Mrs. Peabody, widow of Dartmouth Professor David Peabody, ran the school until 1850, and Mrs. Hubbard, wife of Dartmouth Professor Oliver Payson Hubbard, continued on from 1852 until 1865. As shown in this brochure from 1861, annual tuition, room and board was listed at $250, while the same expenses at the College averaged $165 that year. The school operated in a house on the current site of Rauner Library until the Hubbards moved the institution into their own house on North Main Street.
“What’s the name of the school?” asked Katy. Her voice sounded a good deal like a sob.Although the descriptions are more colorful in Ms. Woolsey’s novel, town and college publications mention the distracting influence a school for young ladies had on an all male campus.
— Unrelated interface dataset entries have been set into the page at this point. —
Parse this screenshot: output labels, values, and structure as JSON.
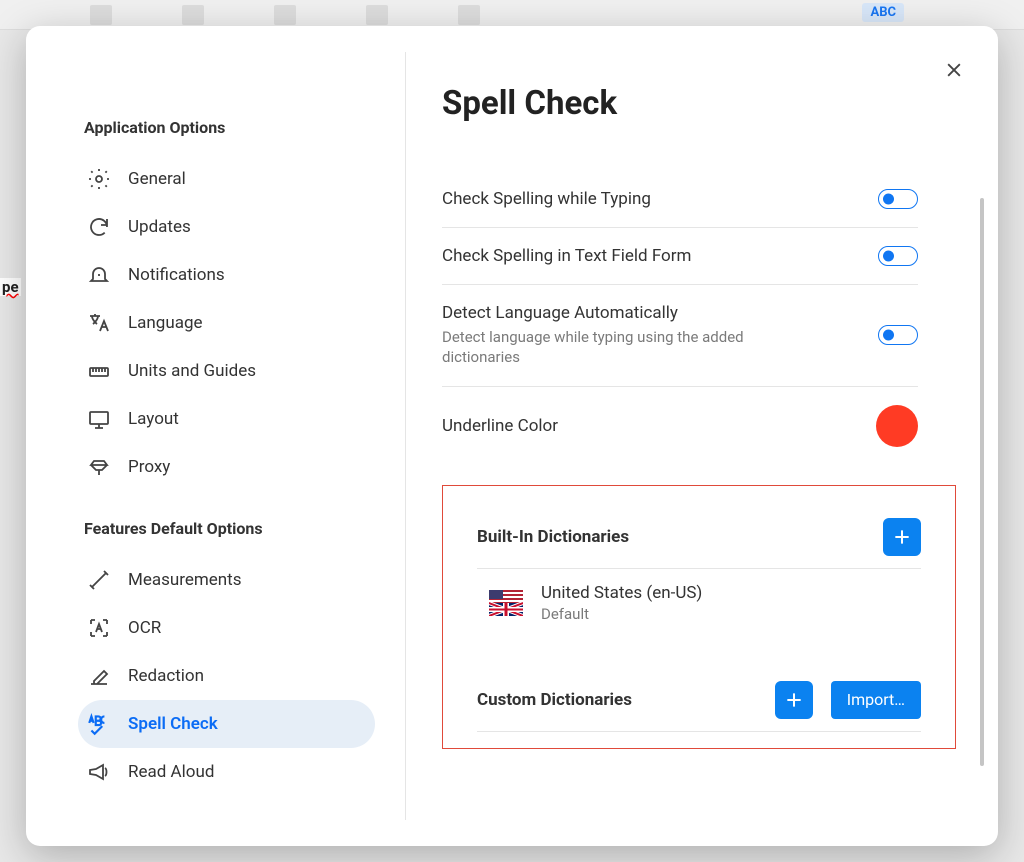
{
  "background": {
    "partial_word": "pe",
    "toolbar_abc": "ABC"
  },
  "dialog": {
    "title": "Spell Check",
    "sidebar": {
      "section_app": "Application Options",
      "section_features": "Features Default Options",
      "items_app": [
        {
          "label": "General"
        },
        {
          "label": "Updates"
        },
        {
          "label": "Notifications"
        },
        {
          "label": "Language"
        },
        {
          "label": "Units and Guides"
        },
        {
          "label": "Layout"
        },
        {
          "label": "Proxy"
        }
      ],
      "items_features": [
        {
          "label": "Measurements"
        },
        {
          "label": "OCR"
        },
        {
          "label": "Redaction"
        },
        {
          "label": "Spell Check"
        },
        {
          "label": "Read Aloud"
        }
      ]
    },
    "options": {
      "check_typing": "Check Spelling while Typing",
      "check_form": "Check Spelling in Text Field Form",
      "detect_lang": "Detect Language Automatically",
      "detect_lang_sub": "Detect language while typing using the added dictionaries",
      "underline_color": "Underline Color",
      "underline_hex": "#ff3b24"
    },
    "builtin": {
      "heading": "Built-In Dictionaries",
      "entry_name": "United States (en-US)",
      "entry_sub": "Default"
    },
    "custom": {
      "heading": "Custom Dictionaries",
      "import_label": "Import…"
    }
  }
}
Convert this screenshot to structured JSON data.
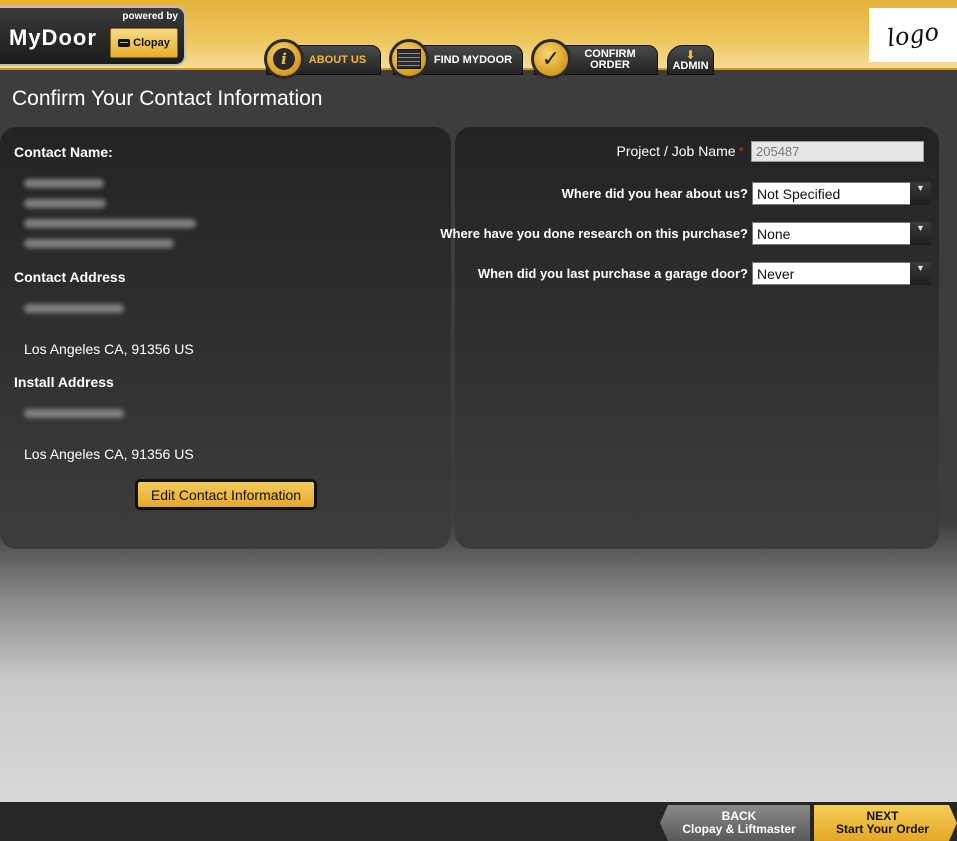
{
  "brand": {
    "name": "MyDoor",
    "powered_by": "powered by",
    "partner": "Clopay"
  },
  "logo": {
    "text": "logo"
  },
  "nav": {
    "tabs": [
      {
        "label": "ABOUT US",
        "icon": "info-icon",
        "active": true
      },
      {
        "label": "FIND MYDOOR",
        "icon": "garage-door-icon"
      },
      {
        "label_line1": "CONFIRM",
        "label_line2": "ORDER",
        "icon": "checkmark-icon"
      },
      {
        "label": "ADMIN",
        "icon": "download-arrow-icon"
      }
    ]
  },
  "page": {
    "title": "Confirm Your Contact Information"
  },
  "contact": {
    "name_heading": "Contact Name:",
    "address_heading": "Contact Address",
    "address_city": "Los Angeles  CA,  91356 US",
    "install_heading": "Install Address",
    "install_city": "Los Angeles  CA,  91356 US",
    "edit_button": "Edit Contact Information"
  },
  "form": {
    "project_label": "Project / Job Name",
    "required_mark": "*",
    "project_value": "205487",
    "hear_label": "Where did you hear about us?",
    "hear_value": "Not Specified",
    "research_label": "Where have you done research on this purchase?",
    "research_value": "None",
    "purchase_label": "When did you last purchase a garage door?",
    "purchase_value": "Never",
    "select_arrow": "▼"
  },
  "footer": {
    "back_line1": "BACK",
    "back_line2": "Clopay & Liftmaster",
    "next_line1": "NEXT",
    "next_line2": "Start Your Order"
  },
  "colors": {
    "accent": "#e6b33a",
    "panel": "#2b2b2b",
    "required": "#e02020"
  }
}
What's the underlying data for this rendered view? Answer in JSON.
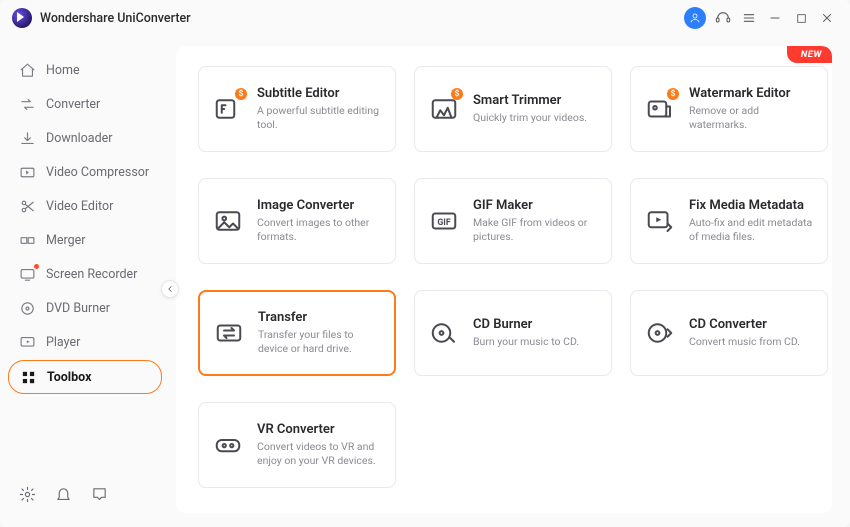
{
  "app": {
    "title": "Wondershare UniConverter"
  },
  "titlebar": {
    "new_badge": "NEW"
  },
  "sidebar": {
    "items": [
      {
        "label": "Home"
      },
      {
        "label": "Converter"
      },
      {
        "label": "Downloader"
      },
      {
        "label": "Video Compressor"
      },
      {
        "label": "Video Editor"
      },
      {
        "label": "Merger"
      },
      {
        "label": "Screen Recorder"
      },
      {
        "label": "DVD Burner"
      },
      {
        "label": "Player"
      },
      {
        "label": "Toolbox"
      }
    ]
  },
  "tools": [
    {
      "title": "Subtitle Editor",
      "desc": "A powerful subtitle editing tool.",
      "sale": "$"
    },
    {
      "title": "Smart Trimmer",
      "desc": "Quickly trim your videos.",
      "sale": "$"
    },
    {
      "title": "Watermark Editor",
      "desc": "Remove or add watermarks.",
      "sale": "$"
    },
    {
      "title": "Image Converter",
      "desc": "Convert images to other formats."
    },
    {
      "title": "GIF Maker",
      "desc": "Make GIF from videos or pictures."
    },
    {
      "title": "Fix Media Metadata",
      "desc": "Auto-fix and edit metadata of media files."
    },
    {
      "title": "Transfer",
      "desc": "Transfer your files to device or hard drive."
    },
    {
      "title": "CD Burner",
      "desc": "Burn your music to CD."
    },
    {
      "title": "CD Converter",
      "desc": "Convert music from CD."
    },
    {
      "title": "VR Converter",
      "desc": "Convert videos to VR and enjoy on your VR devices."
    }
  ]
}
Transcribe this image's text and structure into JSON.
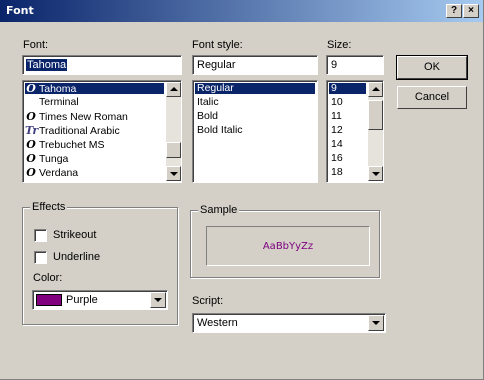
{
  "window": {
    "title": "Font",
    "help_button": "?",
    "close_button": "×"
  },
  "font": {
    "label": "Font:",
    "value": "Tahoma",
    "items": [
      {
        "name": "Tahoma",
        "icon": "O",
        "selected": true
      },
      {
        "name": "Terminal",
        "icon": "",
        "selected": false
      },
      {
        "name": "Times New Roman",
        "icon": "O",
        "selected": false
      },
      {
        "name": "Traditional Arabic",
        "icon": "Tr",
        "selected": false
      },
      {
        "name": "Trebuchet MS",
        "icon": "O",
        "selected": false
      },
      {
        "name": "Tunga",
        "icon": "O",
        "selected": false
      },
      {
        "name": "Verdana",
        "icon": "O",
        "selected": false
      }
    ]
  },
  "style": {
    "label": "Font style:",
    "value": "Regular",
    "items": [
      {
        "name": "Regular",
        "selected": true
      },
      {
        "name": "Italic",
        "selected": false
      },
      {
        "name": "Bold",
        "selected": false
      },
      {
        "name": "Bold Italic",
        "selected": false
      }
    ]
  },
  "size": {
    "label": "Size:",
    "value": "9",
    "items": [
      {
        "name": "9",
        "selected": true
      },
      {
        "name": "10",
        "selected": false
      },
      {
        "name": "11",
        "selected": false
      },
      {
        "name": "12",
        "selected": false
      },
      {
        "name": "14",
        "selected": false
      },
      {
        "name": "16",
        "selected": false
      },
      {
        "name": "18",
        "selected": false
      }
    ]
  },
  "buttons": {
    "ok": "OK",
    "cancel": "Cancel"
  },
  "effects": {
    "title": "Effects",
    "strikeout": "Strikeout",
    "underline": "Underline",
    "color_label": "Color:",
    "color_value": "Purple",
    "color_swatch": "#800080"
  },
  "sample": {
    "title": "Sample",
    "text": "AaBbYyZz",
    "text_color": "#800080"
  },
  "script": {
    "label": "Script:",
    "value": "Western"
  },
  "colors": {
    "face": "#d4d0c8",
    "highlight": "#0a246a",
    "title_gradient_end": "#a6caf0"
  }
}
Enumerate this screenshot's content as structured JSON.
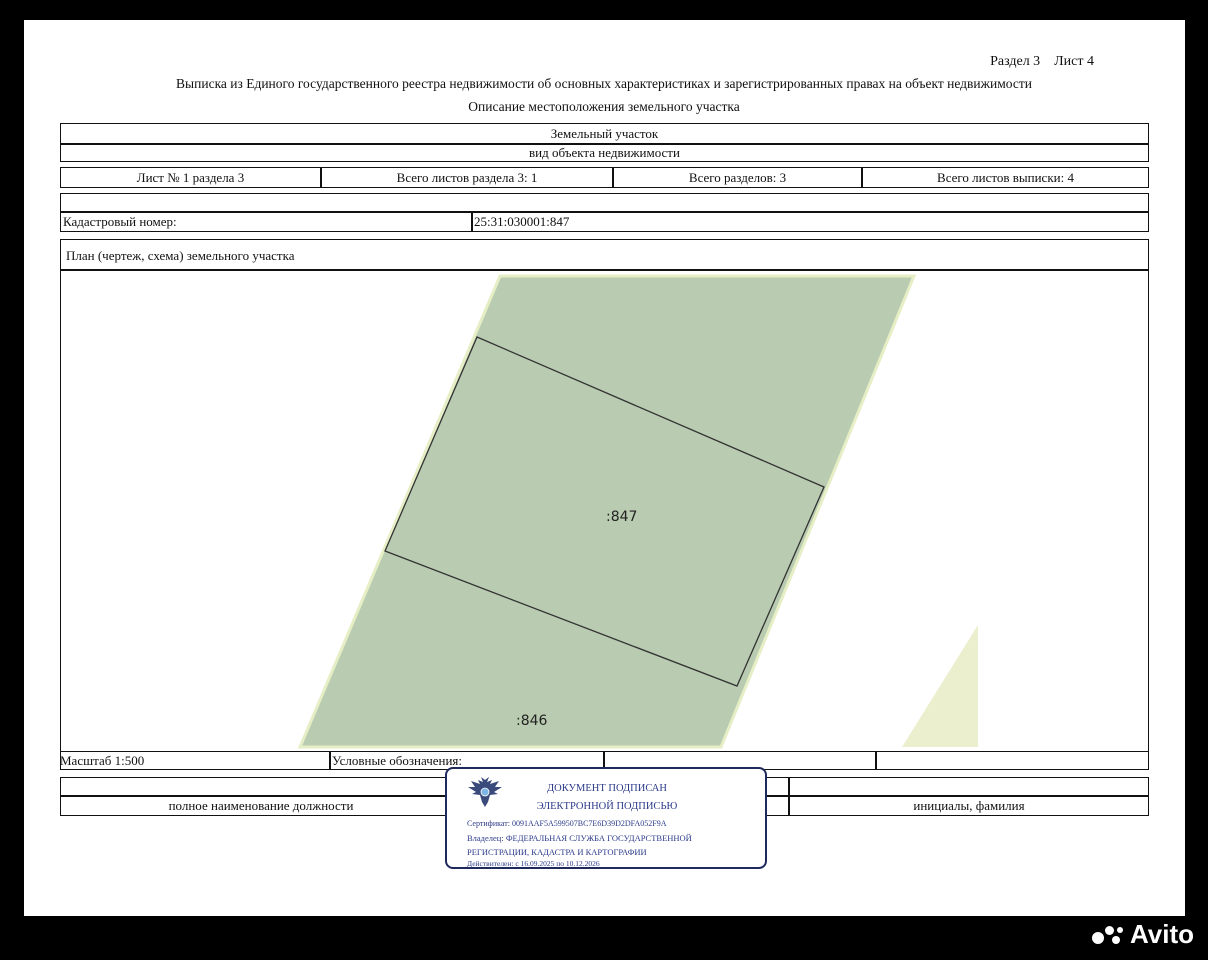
{
  "header": {
    "section_sheet": "Раздел 3    Лист 4",
    "title": "Выписка из Единого государственного реестра недвижимости об основных характеристиках и зарегистрированных правах на объект недвижимости",
    "subtitle": "Описание местоположения земельного участка"
  },
  "object": {
    "type": "Земельный участок",
    "type_caption": "вид объекта недвижимости"
  },
  "sheets": {
    "sheet": "Лист № 1 раздела 3",
    "total_section": "Всего листов раздела 3: 1",
    "total_sections": "Всего разделов: 3",
    "total_extract": "Всего листов выписки: 4"
  },
  "cadastral": {
    "label": "Кадастровый номер:",
    "value": "25:31:030001:847"
  },
  "plan": {
    "caption": "План (чертеж, схема) земельного участка",
    "parcel_main": ":847",
    "parcel_neighbor": ":846",
    "colors": {
      "parcel_fill": "#b9cbb0",
      "parcel_edge": "#e6eec6",
      "other_fill": "#ecefce",
      "outline": "#333333"
    }
  },
  "legend": {
    "scale": "Масштаб 1:500",
    "symbols": "Условные обозначения:"
  },
  "signature_row": {
    "position": "полное наименование должности",
    "name": "инициалы, фамилия"
  },
  "stamp": {
    "line1": "ДОКУМЕНТ ПОДПИСАН",
    "line2": "ЭЛЕКТРОННОЙ ПОДПИСЬЮ",
    "certificate": "Сертификат: 0091AAF5A599507BC7E6D39D2DFA052F9A",
    "owner_line1": "Владелец: ФЕДЕРАЛЬНАЯ СЛУЖБА ГОСУДАРСТВЕННОЙ",
    "owner_line2": "РЕГИСТРАЦИИ, КАДАСТРА И КАРТОГРАФИИ",
    "validity": "Действителен: с 16.09.2025 по 10.12.2026",
    "border_color": "#1f2a5c",
    "text_color": "#2b3a8a"
  },
  "watermark": {
    "text": "Avito",
    "icon": "avito-dots-icon"
  }
}
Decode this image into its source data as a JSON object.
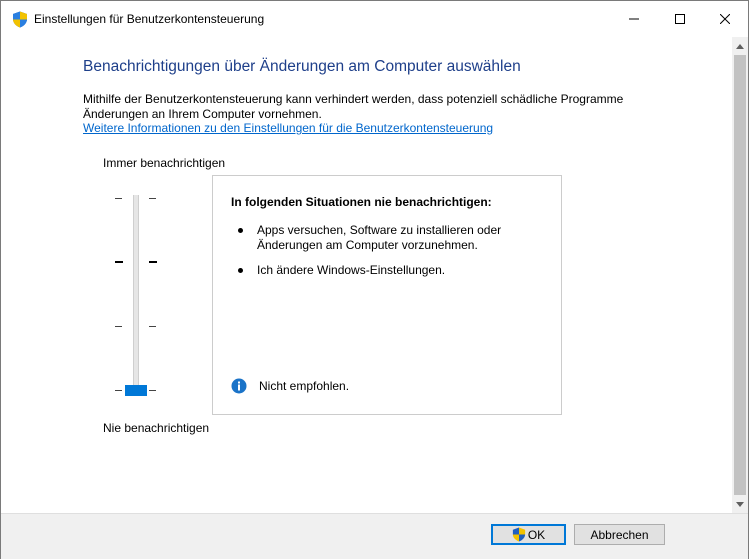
{
  "window": {
    "title": "Einstellungen für Benutzerkontensteuerung"
  },
  "main": {
    "heading": "Benachrichtigungen über Änderungen am Computer auswählen",
    "description": "Mithilfe der Benutzerkontensteuerung kann verhindert werden, dass potenziell schädliche Programme Änderungen an Ihrem Computer vornehmen.",
    "link": "Weitere Informationen zu den Einstellungen für die Benutzerkontensteuerung",
    "slider": {
      "top_label": "Immer benachrichtigen",
      "bottom_label": "Nie benachrichtigen",
      "levels": 4,
      "selected_level": 1
    },
    "infobox": {
      "title": "In folgenden Situationen nie benachrichtigen:",
      "items": [
        "Apps versuchen, Software zu installieren oder Änderungen am Computer vorzunehmen.",
        "Ich ändere Windows-Einstellungen."
      ],
      "note": "Nicht empfohlen."
    }
  },
  "footer": {
    "ok_label": "OK",
    "cancel_label": "Abbrechen"
  },
  "icons": {
    "title": "uac-shield-icon",
    "info": "info-icon",
    "ok": "uac-shield-icon"
  },
  "colors": {
    "heading": "#1e3f8a",
    "link": "#0066cc",
    "accent": "#0078d7"
  }
}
John Scales writes in his sketches of the Dartmouth Class of 1863:
“The girls call it ‘The Nunnery.’ It is at Hillsover, on the Connecticut River, pretty far north. And the winters are pretty cold, I fancy; but the air is sure to be good and bracing. That is one thing which has inclined me to the plan. The climate is just what you need.”
“Hillsover? Isn’t there a college there, too?”
“Yes: Arrowmouth College.”
“The chief interest of the students in general centered on the 'Nuns' when they marched out in procession, under guard, on pleasant afternoons to get an 'airing,' and in church on Sundays.”And John King Lord in his History of the Town of Hanover, 1929, claims that the young ladies “furnished a center of attraction and a subject of conversation of more general interest than any since enjoyed, not even excepting the athletics of modern days.”
Ask for DC History PZ 7.W887 Wha to read Katy's story.